- _What you should do_
Check each line of the material for the string "price", then give only how many lines have it.
# # # # #
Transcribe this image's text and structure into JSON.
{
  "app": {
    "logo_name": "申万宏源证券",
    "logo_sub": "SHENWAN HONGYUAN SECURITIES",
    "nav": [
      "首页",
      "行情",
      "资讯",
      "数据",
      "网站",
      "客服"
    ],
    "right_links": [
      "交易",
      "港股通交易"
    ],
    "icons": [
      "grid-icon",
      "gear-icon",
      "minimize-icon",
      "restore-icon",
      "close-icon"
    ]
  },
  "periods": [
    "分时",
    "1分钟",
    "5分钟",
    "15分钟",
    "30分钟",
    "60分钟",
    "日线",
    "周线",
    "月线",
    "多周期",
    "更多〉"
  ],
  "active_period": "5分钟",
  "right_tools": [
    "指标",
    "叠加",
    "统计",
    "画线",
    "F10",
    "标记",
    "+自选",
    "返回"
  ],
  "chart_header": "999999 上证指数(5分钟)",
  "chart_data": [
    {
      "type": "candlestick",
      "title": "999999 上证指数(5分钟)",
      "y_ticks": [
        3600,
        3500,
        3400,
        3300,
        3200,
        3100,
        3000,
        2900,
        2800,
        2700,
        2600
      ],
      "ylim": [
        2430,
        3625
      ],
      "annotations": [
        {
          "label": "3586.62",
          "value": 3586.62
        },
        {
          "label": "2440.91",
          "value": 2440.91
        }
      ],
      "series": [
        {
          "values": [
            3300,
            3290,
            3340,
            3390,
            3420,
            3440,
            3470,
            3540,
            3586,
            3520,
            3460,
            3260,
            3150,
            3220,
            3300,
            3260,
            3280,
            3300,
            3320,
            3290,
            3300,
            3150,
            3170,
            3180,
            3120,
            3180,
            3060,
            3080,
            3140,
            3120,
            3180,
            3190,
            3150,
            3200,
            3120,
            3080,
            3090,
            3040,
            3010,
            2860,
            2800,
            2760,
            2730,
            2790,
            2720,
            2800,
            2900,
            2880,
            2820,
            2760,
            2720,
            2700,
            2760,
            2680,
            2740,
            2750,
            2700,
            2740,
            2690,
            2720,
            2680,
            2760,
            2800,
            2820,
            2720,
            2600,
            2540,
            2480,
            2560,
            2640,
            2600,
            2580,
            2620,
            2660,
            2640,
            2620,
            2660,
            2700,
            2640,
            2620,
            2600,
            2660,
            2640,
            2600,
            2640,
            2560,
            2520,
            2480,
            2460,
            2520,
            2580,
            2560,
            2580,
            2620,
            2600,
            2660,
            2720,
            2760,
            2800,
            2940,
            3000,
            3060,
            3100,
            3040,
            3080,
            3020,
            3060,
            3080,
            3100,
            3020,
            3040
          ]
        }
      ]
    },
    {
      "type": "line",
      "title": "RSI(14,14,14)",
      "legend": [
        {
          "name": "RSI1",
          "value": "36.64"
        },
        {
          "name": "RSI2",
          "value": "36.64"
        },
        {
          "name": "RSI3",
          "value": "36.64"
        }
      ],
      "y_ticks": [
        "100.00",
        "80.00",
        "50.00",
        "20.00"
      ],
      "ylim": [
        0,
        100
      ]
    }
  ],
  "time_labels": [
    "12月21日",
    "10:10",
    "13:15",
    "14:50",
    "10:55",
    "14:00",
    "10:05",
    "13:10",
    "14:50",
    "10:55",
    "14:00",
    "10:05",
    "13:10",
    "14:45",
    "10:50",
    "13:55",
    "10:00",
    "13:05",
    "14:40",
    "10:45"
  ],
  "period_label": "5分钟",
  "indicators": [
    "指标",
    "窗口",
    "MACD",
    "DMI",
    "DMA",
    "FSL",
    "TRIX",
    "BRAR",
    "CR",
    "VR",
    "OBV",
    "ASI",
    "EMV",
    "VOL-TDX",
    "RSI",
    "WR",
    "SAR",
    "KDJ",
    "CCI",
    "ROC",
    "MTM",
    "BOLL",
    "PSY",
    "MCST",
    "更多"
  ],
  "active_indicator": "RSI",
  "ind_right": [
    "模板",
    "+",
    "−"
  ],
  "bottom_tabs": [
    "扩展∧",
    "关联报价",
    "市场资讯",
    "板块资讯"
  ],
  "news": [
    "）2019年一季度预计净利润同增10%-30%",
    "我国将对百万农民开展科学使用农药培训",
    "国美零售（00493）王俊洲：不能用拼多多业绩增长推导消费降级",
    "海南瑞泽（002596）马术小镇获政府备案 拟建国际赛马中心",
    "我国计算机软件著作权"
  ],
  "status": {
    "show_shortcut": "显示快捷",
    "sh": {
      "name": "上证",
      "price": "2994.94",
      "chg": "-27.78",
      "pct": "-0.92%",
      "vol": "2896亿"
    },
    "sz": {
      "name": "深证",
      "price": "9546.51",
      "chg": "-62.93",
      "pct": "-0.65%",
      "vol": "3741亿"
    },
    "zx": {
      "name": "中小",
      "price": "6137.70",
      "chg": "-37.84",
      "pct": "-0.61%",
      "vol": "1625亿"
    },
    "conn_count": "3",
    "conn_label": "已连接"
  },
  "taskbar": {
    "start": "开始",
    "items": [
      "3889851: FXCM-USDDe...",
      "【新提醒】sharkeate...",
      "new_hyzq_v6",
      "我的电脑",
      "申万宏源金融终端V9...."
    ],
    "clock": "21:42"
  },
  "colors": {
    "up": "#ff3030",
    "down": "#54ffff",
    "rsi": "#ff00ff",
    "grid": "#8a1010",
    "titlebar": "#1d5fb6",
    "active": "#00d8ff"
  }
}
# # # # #
- _Answer section_
3